What can I do with my old cellular phone now that I've changed providers?


Tuesday, November 13th 2001, 12:00 am
By: News On 6



Q. I've subscribed to a new cell phone plan after I let my previous one expire. I still have the phone, but am going to get a new plan from a different company. Can I just have my new phone reprogrammed? If not, what can I do with the old one?

A. Besides using it as a modern paperweight, your phone might still have some life left in it, but frankly, it depends.

Cell phones are essentially nothing more than very fancy radios with lots of gadgets built-in. Like radios, they use certain frequencies _ or spectrum _ to kick communications back and forth to other cellular phones and, of course, to traditional landline phones, too.

But the difference between one phone and the next, as well as the company that offers the service, hinges first on the type of technology that company uses to let its phones communicate.

There are three major technologies _ CDMA, TDMA and GSM _ that cell companies use to power their networks. If you've just wrapped up a yearlong plan from one company and the phone you've got is CDMA-compliant, chances are you could have it reprogrammed on another provider's network if it uses CDMA. The same applies to phones and companies that use the TDMA or GSM networks.

However, if you've got a phone that's for GSM use only, say an Ericsson T28, it's not going to work on a CMDA network. Similarly, a Nokia you got when you signed up for service with Verizon Wireless may not be compatible with the services offered by Cingular.

There's another variable _ each provider has its own rules and regulations.

According to Sprint PCS's Nancy Sherrer, ``For security and quality, Sprint PCS only allows those devices that it has tested and approved on its network. So, a customer leaving a competitor and activating Sprint PCS service could not reprogram the existing phone.''

Even though it may appear that similar carriers _ whether it's Verizon or VoiceStream or Cingular or AT&T Wireless _ have near similar technology or even have the same phones, that doesn't mean they're compatible.

There's usually a slight difference in each model, although they might be made by the same manufacturer, that is proprietary to the cellular company in question.

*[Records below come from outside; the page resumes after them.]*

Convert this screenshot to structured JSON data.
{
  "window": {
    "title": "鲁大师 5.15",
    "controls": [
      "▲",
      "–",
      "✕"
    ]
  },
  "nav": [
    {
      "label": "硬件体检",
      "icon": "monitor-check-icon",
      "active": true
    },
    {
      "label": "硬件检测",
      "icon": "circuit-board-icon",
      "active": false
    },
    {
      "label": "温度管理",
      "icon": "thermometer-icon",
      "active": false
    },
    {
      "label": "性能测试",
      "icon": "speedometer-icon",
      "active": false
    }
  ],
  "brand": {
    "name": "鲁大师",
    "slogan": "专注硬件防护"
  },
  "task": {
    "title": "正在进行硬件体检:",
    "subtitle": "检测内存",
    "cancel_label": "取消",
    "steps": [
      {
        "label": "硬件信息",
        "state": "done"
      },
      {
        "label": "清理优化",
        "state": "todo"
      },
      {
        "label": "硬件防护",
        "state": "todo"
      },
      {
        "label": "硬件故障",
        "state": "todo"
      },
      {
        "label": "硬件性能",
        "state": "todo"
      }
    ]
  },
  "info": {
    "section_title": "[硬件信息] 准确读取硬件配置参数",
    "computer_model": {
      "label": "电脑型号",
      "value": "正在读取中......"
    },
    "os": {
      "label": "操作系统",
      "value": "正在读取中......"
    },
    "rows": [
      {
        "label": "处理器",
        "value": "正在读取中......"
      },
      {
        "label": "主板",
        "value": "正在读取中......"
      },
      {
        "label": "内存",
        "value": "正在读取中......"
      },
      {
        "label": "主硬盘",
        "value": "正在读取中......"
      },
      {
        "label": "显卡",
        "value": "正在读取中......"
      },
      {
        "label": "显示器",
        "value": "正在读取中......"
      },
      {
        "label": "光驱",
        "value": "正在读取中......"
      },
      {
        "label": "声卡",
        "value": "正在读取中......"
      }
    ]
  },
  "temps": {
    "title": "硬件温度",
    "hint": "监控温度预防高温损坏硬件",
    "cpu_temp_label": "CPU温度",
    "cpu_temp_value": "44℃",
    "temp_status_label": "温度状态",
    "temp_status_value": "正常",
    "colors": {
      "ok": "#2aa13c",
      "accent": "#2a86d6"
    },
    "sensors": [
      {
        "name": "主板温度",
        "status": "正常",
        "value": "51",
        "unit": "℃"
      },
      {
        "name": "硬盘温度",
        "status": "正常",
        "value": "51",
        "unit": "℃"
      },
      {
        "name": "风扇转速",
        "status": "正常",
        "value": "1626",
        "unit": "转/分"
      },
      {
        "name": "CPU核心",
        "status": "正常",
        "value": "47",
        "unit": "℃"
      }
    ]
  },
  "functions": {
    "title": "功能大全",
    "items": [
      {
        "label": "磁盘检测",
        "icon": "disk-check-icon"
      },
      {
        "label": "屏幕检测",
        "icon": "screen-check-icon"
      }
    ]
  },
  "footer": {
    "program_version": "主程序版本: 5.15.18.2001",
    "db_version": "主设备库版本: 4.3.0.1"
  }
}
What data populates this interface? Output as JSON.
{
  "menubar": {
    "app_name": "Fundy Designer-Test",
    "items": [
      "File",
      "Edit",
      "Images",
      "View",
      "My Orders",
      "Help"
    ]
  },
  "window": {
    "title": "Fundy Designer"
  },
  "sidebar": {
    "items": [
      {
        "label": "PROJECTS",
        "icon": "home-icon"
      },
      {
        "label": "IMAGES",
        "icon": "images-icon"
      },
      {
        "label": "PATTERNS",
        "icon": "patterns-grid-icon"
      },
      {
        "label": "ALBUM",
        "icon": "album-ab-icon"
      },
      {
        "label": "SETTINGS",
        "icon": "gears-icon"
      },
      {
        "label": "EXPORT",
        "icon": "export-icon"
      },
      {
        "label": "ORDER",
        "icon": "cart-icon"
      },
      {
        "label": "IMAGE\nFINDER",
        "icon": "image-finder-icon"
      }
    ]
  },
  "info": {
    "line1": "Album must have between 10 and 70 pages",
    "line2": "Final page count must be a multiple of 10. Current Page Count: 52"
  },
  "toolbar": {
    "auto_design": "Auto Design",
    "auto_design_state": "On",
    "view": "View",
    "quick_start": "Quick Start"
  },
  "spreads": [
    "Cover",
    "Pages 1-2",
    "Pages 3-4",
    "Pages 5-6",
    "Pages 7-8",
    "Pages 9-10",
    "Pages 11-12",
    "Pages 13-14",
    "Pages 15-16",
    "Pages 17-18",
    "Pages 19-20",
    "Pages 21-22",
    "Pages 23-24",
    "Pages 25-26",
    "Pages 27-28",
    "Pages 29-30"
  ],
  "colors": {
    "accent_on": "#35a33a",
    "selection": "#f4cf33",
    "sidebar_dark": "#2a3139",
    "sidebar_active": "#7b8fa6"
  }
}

But in the competitive world of cellular service, it's easy just to get an entirely new phone when you sign up with a new plan. The providers usually offer inexpensive _ or even free _ phones, with an array of options and choices. Given the advances in technology, a new cell phone will also give you more features from the voice mail to caller ID, to Internet-browsing and instant message, something your older phone may not have.

If keeping the old Qualcomm is absolutely paramount, then call the provider you're thinking about signing up with and ask them, or take it to a cellular store and ask them to see if it can be programmed into their network.